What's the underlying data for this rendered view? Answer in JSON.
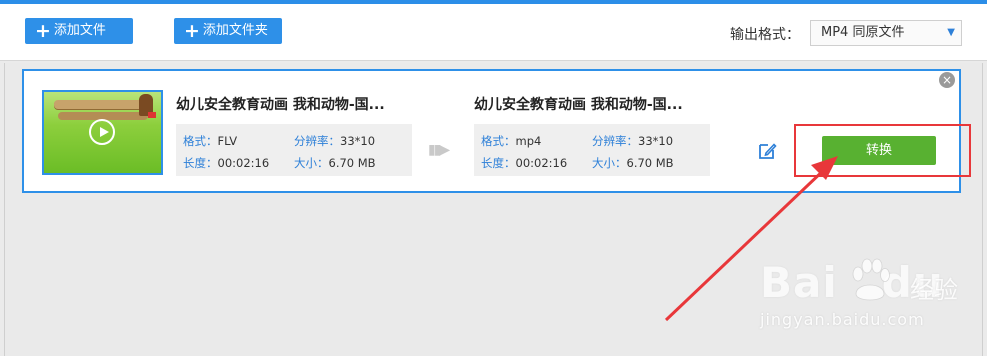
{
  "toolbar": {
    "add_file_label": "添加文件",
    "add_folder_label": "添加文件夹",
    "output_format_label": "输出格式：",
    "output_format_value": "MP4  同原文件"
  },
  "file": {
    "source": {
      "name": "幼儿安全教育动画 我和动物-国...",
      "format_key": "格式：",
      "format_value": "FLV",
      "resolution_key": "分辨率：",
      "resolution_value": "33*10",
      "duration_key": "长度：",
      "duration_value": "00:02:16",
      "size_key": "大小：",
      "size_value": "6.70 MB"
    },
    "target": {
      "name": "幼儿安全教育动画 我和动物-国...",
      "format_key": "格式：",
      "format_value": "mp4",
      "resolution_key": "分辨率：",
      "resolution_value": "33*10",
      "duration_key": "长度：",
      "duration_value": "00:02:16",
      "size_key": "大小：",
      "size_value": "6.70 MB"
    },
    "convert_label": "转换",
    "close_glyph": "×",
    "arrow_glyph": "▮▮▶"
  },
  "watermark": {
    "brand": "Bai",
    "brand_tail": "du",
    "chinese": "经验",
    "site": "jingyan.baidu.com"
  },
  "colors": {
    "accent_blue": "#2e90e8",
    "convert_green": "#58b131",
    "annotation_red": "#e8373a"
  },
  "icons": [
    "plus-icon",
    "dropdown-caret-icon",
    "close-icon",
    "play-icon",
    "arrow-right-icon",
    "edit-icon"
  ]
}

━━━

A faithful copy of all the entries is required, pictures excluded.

## Exercise answer
What's the underlying data for this rendered view? Answer in JSON.
{
  "toolbar": {
    "add_file_label": "添加文件",
    "add_folder_label": "添加文件夹",
    "output_format_label": "输出格式：",
    "output_format_value": "MP4  同原文件"
  },
  "file": {
    "source": {
      "name": "幼儿安全教育动画 我和动物-国...",
      "format_key": "格式：",
      "format_value": "FLV",
      "resolution_key": "分辨率：",
      "resolution_value": "33*10",
      "duration_key": "长度：",
      "duration_value": "00:02:16",
      "size_key": "大小：",
      "size_value": "6.70 MB"
    },
    "target": {
      "name": "幼儿安全教育动画 我和动物-国...",
      "format_key": "格式：",
      "format_value": "mp4",
      "resolution_key": "分辨率：",
      "resolution_value": "33*10",
      "duration_key": "长度：",
      "duration_value": "00:02:16",
      "size_key": "大小：",
      "size_value": "6.70 MB"
    },
    "convert_label": "转换",
    "close_glyph": "×",
    "arrow_glyph": "▮▮▶"
  },
  "watermark": {
    "brand": "Bai",
    "brand_tail": "du",
    "chinese": "经验",
    "site": "jingyan.baidu.com"
  },
  "colors": {
    "accent_blue": "#2e90e8",
    "convert_green": "#58b131",
    "annotation_red": "#e8373a"
  },
  "icons": [
    "plus-icon",
    "dropdown-caret-icon",
    "close-icon",
    "play-icon",
    "arrow-right-icon",
    "edit-icon"
  ]
}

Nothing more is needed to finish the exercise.